So today Mars Express lost its hitchhiker, and a large number of scientists felt a surge of relief. Beagle 2 is now falling to Mars, and Mars Express is free to change course and go into orbit. Had the separation not happened, Beagle 2 would have remained a dead weight attached to Mars Express; thus overburdened, Mars Express would have been unable to get into its proper orbit around Mars, and Colin Pillinger would have had to find somewhere a very very long way away to hide.

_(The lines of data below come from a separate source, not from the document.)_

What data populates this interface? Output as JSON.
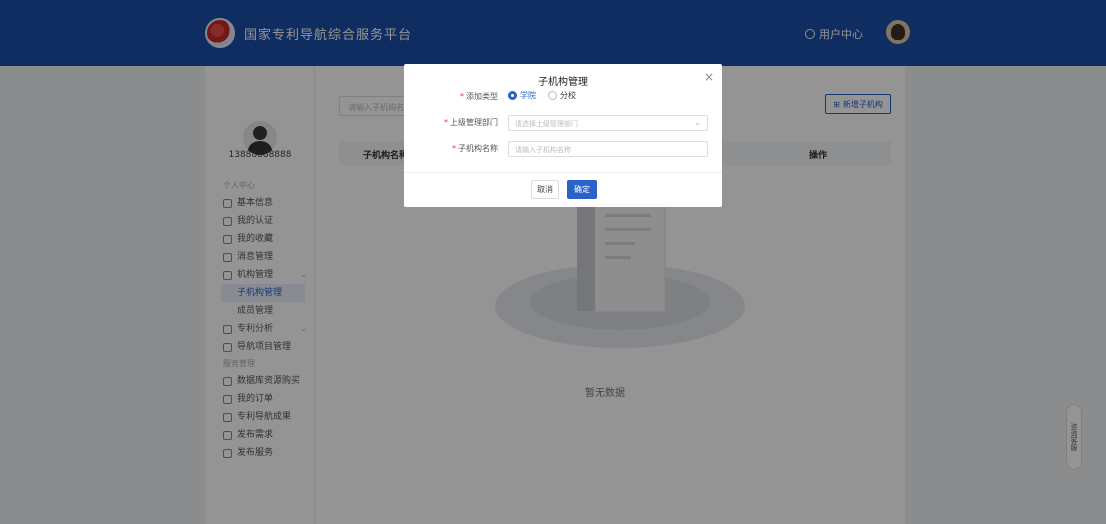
{
  "header": {
    "site_title": "国家专利导航综合服务平台",
    "user_center": "用户中心"
  },
  "sidebar": {
    "profile_id": "13888888888",
    "group1": "个人中心",
    "items1": [
      {
        "label": "基本信息",
        "icon": "info-icon"
      },
      {
        "label": "我的认证",
        "icon": "verify-icon"
      },
      {
        "label": "我的收藏",
        "icon": "star-icon"
      },
      {
        "label": "消息管理",
        "icon": "message-icon"
      },
      {
        "label": "机构管理",
        "icon": "org-icon",
        "arrow": "⌄"
      }
    ],
    "sub_items": [
      "子机构管理",
      "成员管理"
    ],
    "items2": [
      {
        "label": "专利分析",
        "icon": "analysis-icon",
        "arrow": "⌄"
      },
      {
        "label": "导航项目管理",
        "icon": "project-icon"
      }
    ],
    "group2": "服务管理",
    "items3": [
      {
        "label": "数据库资源购买",
        "icon": "database-icon"
      },
      {
        "label": "我的订单",
        "icon": "order-icon"
      },
      {
        "label": "专利导航成果",
        "icon": "result-icon"
      },
      {
        "label": "发布需求",
        "icon": "publish-icon"
      },
      {
        "label": "发布服务",
        "icon": "service-icon"
      }
    ]
  },
  "content": {
    "search_placeholder": "请输入子机构名称",
    "add_button": "新增子机构",
    "col_name": "子机构名称",
    "col_op": "操作",
    "empty_text": "暂无数据"
  },
  "modal": {
    "title": "子机构管理",
    "close": "×",
    "type_label": "添加类型",
    "type_options": [
      "学院",
      "分校"
    ],
    "parent_label": "上级管理部门",
    "parent_placeholder": "请选择上级管理部门",
    "name_label": "子机构名称",
    "name_placeholder": "请输入子机构名称",
    "cancel": "取消",
    "ok": "确定"
  },
  "float_widget": "咨询客服"
}
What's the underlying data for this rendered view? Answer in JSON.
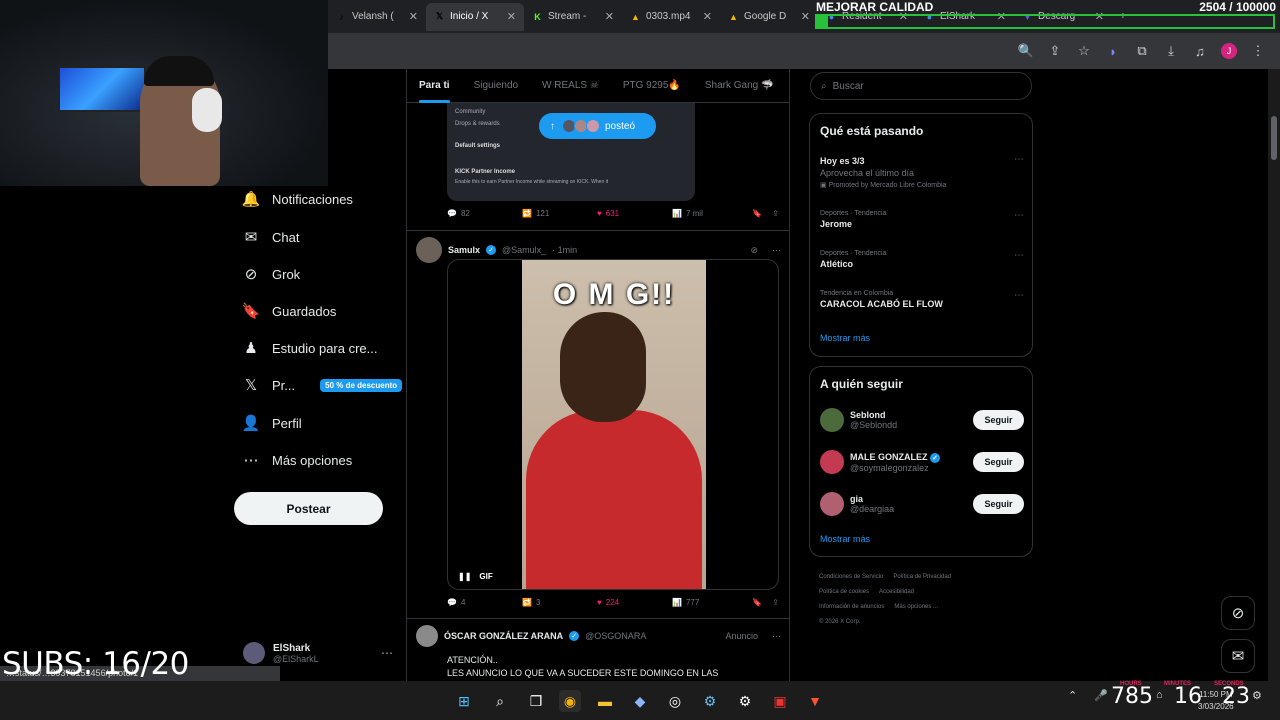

Happily, though, it all went off rather wonderfully. A couple of hundred people turned up to a "Wish me luck as you wave me goodbye" party at the Royal Geographical Society's headquarters, just next to the Albert Hall, to watch a live link from the Operations Centre at Darmstadt. A lot of hacks, a surprising number of TV crews (including a very nice one from BBC News 24 which recruited me as an enthusing expert for their reporter to talk to) and a large number of people who had actually worked on the project. Just before 11 in the morning we heard that it was "95% certain" that the Beagle's shackles were cut, that its spring had sprung and that it had pushed off on its own. About 20 minutes later we got the final confirmation -- the two spacecraft had separated just as they were supposed to. Applause all round -- specially for Steve Burnage and the rest of the very relieved team that had actually made the release system -- and then a couple of hours listening to speeches, eating vaguely oriental canapes and drinking mulled wine on the off chance that a monitoring camera on Mars Express might have managed to snap a picture of the Beagle as it left.
The Beagle team made sure that we had properly lowered expectations of this subject of the picture. In the end it turned out a triumph -- the little disk of the Beagle spinning away into a sparse starscape. Very rarely if ever do you actually get to see a planetary spacecraft do something. In fact I'm not sure a picture of a spacecraft in deep space has ever been taken before. It's a moving sight -- something little and human and magnificent, all on its own, moving beyond our ken. The high resolution camera on Mars Express will try to look for Beagle once it's landed (if it lands), as will Mike Malin's camera on Mars Global Surveyor. But it's only the size of a large barbeque, so even if all goes well and it sends back the best data imaginable, it may never be seen again. Once it's covered in dust it will be one lump in the desert among millions.
Among the guests is the MP Lembit Opik, grandson of a famous astronomer and campaigner for more government spending on protection against asteroids. I mention this mainly so that I can quote the wonderful song about him from Radio 4's "The Now Show":
He's lanky and myopic
And he wants to save the world.